● Work request:
Among the entries that follow, find the lines containing the string "shed" and copy them.

● Data records:

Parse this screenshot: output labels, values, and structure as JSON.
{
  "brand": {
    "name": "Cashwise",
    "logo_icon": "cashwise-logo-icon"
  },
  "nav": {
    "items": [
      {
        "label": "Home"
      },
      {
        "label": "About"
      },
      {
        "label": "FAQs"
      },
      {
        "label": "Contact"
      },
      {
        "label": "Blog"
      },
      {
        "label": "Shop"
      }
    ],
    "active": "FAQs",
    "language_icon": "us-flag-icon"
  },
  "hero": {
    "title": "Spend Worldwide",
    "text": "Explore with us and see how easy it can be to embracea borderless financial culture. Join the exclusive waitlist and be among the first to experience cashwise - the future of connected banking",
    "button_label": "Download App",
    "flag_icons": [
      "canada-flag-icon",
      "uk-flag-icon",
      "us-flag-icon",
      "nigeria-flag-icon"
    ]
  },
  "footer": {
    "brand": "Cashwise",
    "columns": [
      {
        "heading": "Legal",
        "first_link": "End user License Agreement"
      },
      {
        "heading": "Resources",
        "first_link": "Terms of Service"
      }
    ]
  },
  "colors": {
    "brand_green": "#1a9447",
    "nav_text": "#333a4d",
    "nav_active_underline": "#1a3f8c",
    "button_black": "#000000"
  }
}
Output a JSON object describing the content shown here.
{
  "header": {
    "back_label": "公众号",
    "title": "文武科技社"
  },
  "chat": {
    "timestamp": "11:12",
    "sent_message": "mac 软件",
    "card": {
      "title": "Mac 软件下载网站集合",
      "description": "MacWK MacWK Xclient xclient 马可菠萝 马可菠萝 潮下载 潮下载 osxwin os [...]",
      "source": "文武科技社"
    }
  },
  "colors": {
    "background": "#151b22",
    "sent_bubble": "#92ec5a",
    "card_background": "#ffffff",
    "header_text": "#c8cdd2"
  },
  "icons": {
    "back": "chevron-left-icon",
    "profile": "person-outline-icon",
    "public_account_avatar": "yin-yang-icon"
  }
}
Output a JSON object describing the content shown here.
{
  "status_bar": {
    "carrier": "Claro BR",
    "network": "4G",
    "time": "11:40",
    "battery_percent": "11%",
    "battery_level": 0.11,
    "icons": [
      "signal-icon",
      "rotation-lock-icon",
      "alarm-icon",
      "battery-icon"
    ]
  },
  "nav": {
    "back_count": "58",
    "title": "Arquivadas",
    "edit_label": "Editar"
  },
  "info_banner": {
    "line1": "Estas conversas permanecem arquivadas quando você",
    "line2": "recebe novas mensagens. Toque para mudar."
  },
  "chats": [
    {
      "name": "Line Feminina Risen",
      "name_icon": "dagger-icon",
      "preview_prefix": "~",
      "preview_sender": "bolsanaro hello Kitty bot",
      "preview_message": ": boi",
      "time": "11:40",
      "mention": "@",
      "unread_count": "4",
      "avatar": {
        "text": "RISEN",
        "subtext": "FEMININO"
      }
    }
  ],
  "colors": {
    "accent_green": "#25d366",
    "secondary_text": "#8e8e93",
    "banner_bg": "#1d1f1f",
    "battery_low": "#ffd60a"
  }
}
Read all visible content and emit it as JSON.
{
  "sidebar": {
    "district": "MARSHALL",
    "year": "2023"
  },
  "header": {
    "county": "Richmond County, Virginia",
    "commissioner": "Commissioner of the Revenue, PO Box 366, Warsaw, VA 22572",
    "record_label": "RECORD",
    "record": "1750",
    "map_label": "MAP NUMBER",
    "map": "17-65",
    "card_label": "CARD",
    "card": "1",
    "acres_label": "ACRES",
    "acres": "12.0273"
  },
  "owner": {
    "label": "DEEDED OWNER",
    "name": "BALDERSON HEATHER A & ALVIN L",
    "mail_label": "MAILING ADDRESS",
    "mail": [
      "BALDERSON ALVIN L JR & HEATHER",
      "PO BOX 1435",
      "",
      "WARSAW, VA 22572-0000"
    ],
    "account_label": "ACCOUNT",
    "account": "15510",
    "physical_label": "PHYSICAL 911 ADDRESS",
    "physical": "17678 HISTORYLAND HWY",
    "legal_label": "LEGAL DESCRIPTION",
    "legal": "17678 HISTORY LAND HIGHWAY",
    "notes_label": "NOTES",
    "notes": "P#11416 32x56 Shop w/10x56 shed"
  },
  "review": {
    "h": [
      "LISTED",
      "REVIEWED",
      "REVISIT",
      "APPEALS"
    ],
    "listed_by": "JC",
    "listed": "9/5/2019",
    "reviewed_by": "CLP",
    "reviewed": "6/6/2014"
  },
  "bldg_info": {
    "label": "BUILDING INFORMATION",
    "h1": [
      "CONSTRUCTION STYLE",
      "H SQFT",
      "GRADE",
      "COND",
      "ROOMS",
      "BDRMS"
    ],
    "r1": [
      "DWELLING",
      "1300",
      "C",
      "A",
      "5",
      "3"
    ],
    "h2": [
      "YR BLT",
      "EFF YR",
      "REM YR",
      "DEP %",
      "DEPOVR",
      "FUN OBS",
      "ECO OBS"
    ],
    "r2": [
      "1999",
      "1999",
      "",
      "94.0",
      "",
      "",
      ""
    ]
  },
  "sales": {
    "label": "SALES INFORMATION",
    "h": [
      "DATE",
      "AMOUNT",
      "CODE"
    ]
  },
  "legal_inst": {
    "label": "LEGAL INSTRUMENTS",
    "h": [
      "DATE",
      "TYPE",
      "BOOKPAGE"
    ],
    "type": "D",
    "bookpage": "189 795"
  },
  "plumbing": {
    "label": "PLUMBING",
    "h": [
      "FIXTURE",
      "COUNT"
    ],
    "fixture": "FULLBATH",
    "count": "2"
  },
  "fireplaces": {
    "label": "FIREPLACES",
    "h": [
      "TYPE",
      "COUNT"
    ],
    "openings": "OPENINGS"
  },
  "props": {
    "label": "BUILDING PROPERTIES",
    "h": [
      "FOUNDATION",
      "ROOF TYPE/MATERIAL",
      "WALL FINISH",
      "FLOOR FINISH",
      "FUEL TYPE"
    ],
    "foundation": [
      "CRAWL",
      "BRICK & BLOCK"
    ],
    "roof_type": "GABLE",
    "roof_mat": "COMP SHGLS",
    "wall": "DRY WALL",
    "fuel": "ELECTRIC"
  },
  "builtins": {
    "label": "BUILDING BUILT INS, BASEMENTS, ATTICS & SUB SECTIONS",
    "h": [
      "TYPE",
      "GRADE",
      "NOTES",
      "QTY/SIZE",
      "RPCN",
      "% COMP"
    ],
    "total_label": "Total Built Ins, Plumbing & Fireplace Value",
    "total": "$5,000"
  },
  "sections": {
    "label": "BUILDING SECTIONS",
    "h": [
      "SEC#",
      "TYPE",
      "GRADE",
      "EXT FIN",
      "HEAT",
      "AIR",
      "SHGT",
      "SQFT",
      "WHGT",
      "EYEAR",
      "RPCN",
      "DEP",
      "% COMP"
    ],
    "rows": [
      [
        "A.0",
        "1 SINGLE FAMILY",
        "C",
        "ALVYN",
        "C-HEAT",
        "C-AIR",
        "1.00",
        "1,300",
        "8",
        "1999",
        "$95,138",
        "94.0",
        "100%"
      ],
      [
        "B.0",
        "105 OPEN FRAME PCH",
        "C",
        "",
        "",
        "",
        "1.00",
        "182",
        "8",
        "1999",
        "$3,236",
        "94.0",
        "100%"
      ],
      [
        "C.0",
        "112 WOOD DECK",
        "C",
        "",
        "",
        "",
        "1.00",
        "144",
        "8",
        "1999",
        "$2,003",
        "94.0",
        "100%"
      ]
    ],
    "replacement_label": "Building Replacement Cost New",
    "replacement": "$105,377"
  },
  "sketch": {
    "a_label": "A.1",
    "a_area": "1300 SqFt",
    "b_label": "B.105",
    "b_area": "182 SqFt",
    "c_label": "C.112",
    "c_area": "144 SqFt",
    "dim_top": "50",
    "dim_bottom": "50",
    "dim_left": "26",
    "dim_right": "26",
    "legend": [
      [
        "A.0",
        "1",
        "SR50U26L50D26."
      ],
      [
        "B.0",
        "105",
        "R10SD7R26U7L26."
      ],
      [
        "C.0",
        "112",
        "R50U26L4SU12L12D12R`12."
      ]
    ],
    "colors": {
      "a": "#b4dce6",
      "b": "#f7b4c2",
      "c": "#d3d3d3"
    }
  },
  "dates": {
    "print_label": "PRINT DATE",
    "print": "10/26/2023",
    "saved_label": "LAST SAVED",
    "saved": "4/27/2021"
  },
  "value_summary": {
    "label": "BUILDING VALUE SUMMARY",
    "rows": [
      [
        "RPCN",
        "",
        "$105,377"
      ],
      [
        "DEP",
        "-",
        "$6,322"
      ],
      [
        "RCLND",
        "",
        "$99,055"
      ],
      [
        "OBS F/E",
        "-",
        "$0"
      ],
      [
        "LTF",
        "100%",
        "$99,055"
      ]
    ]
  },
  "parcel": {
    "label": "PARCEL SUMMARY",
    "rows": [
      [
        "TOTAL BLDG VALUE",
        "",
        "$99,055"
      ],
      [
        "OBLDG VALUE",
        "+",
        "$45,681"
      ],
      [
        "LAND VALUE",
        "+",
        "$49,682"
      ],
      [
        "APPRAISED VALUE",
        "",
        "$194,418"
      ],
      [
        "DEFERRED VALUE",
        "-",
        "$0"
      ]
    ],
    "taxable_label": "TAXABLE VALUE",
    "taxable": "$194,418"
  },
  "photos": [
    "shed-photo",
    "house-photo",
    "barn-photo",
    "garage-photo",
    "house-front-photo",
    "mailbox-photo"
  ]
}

● Result:
    "notes": "P#11416 32x56 Shop w/10x56 shed"
    "shed-photo",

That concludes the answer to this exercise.